It doesn't hurt to go ahead and find the nature of the extrema, but is simply unnecessary for problems like this. It alleviates the need to compute all of the second partials, etc.
 

MarkFL

Administrator
Staff member
Feb 24, 2012
13,775
Hello Mark,
I don't understand the last part of i) \(\displaystyle f_x(x,y)=y^4\left(x^5\left(e^{-3(x+y)}(-3) \right)+5x^4e^{-3(x+y)} \right)=x^4y^4e^{-3(x+y)}(5-3x)=0\)
How do you get it to \(\displaystyle x^4y^4e^{-3(x+y)}(5-3x)=0\)
Okay, let's look at:

\(\displaystyle f_x(x,y)=y^4\left(x^5\left(e^{-3(x+y)}(-3) \right)+5x^4e^{-3(x+y)} \right)\)
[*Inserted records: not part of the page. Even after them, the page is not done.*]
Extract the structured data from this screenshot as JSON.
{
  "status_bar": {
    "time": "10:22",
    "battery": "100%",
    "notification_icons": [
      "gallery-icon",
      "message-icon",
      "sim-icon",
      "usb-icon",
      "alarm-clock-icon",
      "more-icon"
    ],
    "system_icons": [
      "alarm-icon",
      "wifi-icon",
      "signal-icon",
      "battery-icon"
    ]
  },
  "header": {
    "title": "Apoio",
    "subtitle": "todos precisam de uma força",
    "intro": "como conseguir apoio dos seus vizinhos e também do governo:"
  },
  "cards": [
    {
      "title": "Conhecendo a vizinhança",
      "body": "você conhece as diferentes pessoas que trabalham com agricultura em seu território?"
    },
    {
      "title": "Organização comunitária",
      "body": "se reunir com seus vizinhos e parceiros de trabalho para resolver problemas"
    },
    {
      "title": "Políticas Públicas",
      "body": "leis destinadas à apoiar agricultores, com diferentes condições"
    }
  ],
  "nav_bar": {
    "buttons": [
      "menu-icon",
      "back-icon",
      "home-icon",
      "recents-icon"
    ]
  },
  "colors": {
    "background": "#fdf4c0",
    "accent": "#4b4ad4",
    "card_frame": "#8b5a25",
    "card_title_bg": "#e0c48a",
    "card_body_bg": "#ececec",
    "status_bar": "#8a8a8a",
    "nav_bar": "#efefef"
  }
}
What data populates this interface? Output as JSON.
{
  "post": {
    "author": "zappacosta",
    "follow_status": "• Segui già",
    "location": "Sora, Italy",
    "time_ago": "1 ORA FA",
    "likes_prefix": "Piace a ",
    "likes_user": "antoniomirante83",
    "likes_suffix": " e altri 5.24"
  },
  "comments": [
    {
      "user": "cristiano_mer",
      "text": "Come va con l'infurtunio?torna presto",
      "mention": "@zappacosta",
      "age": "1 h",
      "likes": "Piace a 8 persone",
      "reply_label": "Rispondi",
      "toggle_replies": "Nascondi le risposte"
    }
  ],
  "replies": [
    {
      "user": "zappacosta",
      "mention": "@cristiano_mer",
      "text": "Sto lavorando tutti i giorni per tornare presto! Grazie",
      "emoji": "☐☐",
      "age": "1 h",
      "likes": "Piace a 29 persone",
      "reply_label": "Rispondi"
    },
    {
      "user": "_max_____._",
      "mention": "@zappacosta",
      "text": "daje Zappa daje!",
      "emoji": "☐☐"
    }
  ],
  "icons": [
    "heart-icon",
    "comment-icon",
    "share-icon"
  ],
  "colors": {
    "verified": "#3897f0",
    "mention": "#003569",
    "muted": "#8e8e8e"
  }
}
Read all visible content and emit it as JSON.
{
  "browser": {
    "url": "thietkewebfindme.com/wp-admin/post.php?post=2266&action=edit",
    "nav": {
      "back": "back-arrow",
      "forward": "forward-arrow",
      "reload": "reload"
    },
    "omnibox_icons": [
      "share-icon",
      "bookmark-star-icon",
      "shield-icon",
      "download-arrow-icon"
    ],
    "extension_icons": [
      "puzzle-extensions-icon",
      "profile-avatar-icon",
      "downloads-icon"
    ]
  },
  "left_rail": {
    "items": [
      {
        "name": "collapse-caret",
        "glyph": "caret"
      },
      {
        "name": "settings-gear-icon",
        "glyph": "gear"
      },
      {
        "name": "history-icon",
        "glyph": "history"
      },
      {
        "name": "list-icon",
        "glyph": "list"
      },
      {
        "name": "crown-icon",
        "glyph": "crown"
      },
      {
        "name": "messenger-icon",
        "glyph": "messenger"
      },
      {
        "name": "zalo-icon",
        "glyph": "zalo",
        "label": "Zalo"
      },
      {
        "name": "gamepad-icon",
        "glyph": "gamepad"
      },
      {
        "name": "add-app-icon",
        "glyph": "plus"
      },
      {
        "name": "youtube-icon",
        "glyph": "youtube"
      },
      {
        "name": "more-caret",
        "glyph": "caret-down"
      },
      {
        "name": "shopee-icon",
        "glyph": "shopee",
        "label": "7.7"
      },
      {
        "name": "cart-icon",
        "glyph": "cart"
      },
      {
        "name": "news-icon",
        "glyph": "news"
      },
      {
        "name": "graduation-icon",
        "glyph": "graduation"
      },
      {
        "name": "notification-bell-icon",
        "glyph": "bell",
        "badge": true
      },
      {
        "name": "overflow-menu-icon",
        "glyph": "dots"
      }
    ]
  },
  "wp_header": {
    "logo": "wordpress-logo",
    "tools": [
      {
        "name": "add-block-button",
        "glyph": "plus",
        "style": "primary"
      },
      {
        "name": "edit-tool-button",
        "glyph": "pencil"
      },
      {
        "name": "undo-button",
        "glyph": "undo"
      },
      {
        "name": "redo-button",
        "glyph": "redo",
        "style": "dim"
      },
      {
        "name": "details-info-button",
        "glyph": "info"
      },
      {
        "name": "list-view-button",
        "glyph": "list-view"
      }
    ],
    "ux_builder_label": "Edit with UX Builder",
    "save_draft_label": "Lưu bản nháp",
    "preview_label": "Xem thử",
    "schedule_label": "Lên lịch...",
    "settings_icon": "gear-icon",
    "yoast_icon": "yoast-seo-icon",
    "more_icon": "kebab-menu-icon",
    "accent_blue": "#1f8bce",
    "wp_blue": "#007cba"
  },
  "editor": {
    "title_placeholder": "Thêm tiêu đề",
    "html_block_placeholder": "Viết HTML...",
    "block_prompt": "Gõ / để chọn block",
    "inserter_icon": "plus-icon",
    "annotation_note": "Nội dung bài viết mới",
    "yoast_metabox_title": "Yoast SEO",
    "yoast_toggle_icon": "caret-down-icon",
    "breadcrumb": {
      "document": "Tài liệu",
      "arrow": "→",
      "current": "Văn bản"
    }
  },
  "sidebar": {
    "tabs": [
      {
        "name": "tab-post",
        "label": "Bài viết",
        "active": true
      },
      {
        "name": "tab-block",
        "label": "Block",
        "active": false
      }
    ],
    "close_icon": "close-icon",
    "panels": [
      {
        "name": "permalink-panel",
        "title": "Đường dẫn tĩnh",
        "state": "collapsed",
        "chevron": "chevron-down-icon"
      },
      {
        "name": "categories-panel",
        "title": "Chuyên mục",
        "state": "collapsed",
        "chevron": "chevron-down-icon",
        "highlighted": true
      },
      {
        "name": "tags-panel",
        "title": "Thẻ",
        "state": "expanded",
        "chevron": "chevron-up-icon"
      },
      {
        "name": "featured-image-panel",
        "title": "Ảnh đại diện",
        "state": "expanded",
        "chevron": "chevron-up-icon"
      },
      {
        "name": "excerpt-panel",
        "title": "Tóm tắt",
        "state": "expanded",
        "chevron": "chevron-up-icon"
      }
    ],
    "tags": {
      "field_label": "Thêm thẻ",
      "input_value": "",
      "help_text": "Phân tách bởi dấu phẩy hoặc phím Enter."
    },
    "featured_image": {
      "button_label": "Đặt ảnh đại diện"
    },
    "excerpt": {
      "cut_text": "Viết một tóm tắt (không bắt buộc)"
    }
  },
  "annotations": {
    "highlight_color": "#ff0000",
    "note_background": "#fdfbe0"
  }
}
Look at the two terms within the outer parentheses, and you should notice that both have \(\displaystyle x^4e^{-3(x+y)}\) as factors, so pull that factor out front to get:

\(\displaystyle f_x(x,y)=x^4y^4e^{-3(x+y)}\left(x(-3)+5 \right)=x^4y^4e^{-3(x+y)}(5-3x)\)

Does this make sense?
 

Petrus

Well-known member
Feb 21, 2013
739
I completely forgot to mention testing for a saddle point. Your point though, I think, is that since we have all of the critical points over the region then we can test all of them to find the absolute max and min over the region. If the point we found in the interior of the triangle is in fact a saddle point it wouldn't matter because it's value would fall between the max and min that we will find. Is that your reasoning?

This is a good problem for me to brush up on my Calc III knowledge. I won't need to use a lot of the material usually covered but being able to analyze functions of more than one variable is a useful skill to have.
Hello Jameson,
I think you are confusing yourself now:p ( I do it aswell with this problem)
I dont calculate local min and max values ( that means I dont use 'Second Derivate Test')
edit: I am wrong?
 

MarkFL

Administrator
Staff member
Feb 24, 2012
13,775
Hello Jameson,
I think you are confusing yourself now:p ( I do it aswell with this problem)
I dont calculate local min and max values ( that means I dont use 'Second Derivate Test')
No, Jameson is correctly clarifying a point I made earlier.

You DO want to find all potential local or relative extrema within the triangle as critical values to test. You also want to test the boundaries. All we were saying is that the second partials test is unnecessary.

What have you found so far just so we know where you are at and where you need to go. :D